Thursday, February 3, 2011

The H.264 DVR Cards

Now enjoy MORE of getting high quality video at LESS storage space with the H.264 DVR Card.

Driven by the H.264 compression technology, high performance video recording and playback is all that’s left for you to enjoy, plus an added benefit of more storage space without overall added cost. It adopted the latest compression technology, the H.264/AVC codec, to guarantee you with superior video quality and transmission at the same expense of affordability and security like no other.

* The diagram shows that MPEG-4 requires approximately one-third of the bandwidth used by JPEG and H.264 requires just one-fifth. That’s almost a 40% saving between standard MPEG-4 and H.264.

Monday, January 24, 2011

Understanding Object Counting Application

The Object Counting module of the Digital Video Recorder (DVR) can automate the task of counting objects passing by. When set and activated, the DVR can count objects such as people entering a store, automobiles along a highway, luggage on a conveyor belt, or even products on an assembly line. This is invaluable to users that need an exact number of objects that come and go.

What Can I Count?

Usually, the answer to this question is either “cars along a highway” or “people entering a store”. Note that the answers are not as simple as “cars” or “people” but rather “car along a highway” or “people entering a store”.
The fundamental idea used in object counting is that the objects being counted are passing through a boundary or zone. This zone is not necessarily a physical zone but rather a logical or virtual zone.
The phrase “passing through” is very important. It means that objects being counted must be moving. Objects that are not moving, or objects that are static, can not be counted. In addition to the condition that the objects must be moving, the objects must pass through some boundary or zone.
The zone, in the case of people, may be a door entrance, a hallway or a corridor. In the case of cars, the zone may be a junction, an arbitrary point along the highway or a gate entrance to some parking lot.
Objects may stop inside the zone for a short while. The important thing is that the object is just passing through it and is not meant to stay there for a long time. This also means that an object need not be moving all the time. The point is that the object moved in and eventually will move out of the zone.
These conditions make counting cars in a parking lot or counting people in a crowd watching a basketball game not suitable applications of this Object Counting function. But counting cars passing through a McDonald’s drive-through, or counting people entering a 7-11 store make very suitable applications.

Other Applications of Object Counting:

Other than above examples, Object Counting can be used to count the following:
1. Passenger luggage unloaded from an airplane. One suitable location for the camera is the place where the bags are put onto the luggage conveyor.
2. Products passing through an assembly line in a manufacturing plant.
3. Palettes unloaded from a truck or stacked into a warehouse.

Some more complex applications that may not be as obvious are as follows:
1. Count the number of times the same truck went in and out a facility;
2. Count the number of times a conveyor belt made complete cycles;
3. Count the number of people above 4’ tall entering a theater;
4. Count the number of big people entering a restaurant;
5. Count only trucks, not cars or bicycles.

Where Should I Place The Camera?

Choosing the location and position of cameras used for counting are usually different from the locations and positions of cameras used for surveillance and monitoring.

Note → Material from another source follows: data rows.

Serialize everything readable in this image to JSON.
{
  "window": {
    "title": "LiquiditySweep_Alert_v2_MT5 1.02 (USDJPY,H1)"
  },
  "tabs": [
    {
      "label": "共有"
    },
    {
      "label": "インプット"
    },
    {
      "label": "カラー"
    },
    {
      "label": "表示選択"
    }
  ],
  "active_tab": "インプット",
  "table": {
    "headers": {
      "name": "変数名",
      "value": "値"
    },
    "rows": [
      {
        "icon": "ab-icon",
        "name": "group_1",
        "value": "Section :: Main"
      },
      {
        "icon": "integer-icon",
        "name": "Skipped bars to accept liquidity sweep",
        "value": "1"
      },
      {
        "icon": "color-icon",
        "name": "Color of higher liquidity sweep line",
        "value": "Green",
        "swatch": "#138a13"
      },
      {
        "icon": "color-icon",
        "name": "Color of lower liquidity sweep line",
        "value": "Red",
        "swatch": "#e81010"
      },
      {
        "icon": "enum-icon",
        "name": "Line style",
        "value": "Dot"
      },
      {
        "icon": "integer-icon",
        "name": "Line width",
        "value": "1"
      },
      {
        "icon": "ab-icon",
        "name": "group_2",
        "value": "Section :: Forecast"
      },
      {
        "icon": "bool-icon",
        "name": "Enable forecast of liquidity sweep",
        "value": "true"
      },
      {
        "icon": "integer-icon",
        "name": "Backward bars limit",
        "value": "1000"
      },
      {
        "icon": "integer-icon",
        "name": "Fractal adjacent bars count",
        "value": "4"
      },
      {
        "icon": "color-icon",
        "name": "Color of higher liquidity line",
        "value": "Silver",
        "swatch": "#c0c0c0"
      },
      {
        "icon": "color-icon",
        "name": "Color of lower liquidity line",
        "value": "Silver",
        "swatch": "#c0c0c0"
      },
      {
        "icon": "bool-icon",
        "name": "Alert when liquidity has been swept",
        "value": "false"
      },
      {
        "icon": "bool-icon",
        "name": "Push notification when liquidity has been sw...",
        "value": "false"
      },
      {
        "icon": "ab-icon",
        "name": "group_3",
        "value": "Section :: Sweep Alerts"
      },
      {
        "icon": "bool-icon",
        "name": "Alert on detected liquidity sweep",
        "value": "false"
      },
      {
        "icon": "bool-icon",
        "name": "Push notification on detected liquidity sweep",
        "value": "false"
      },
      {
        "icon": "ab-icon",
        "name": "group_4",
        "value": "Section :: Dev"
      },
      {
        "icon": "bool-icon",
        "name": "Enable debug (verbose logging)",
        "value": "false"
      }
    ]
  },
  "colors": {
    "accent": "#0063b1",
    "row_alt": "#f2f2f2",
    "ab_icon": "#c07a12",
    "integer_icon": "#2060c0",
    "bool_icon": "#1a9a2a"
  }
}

Considering the examples given above, the primary consideration is that the camera should see the object being counted fully.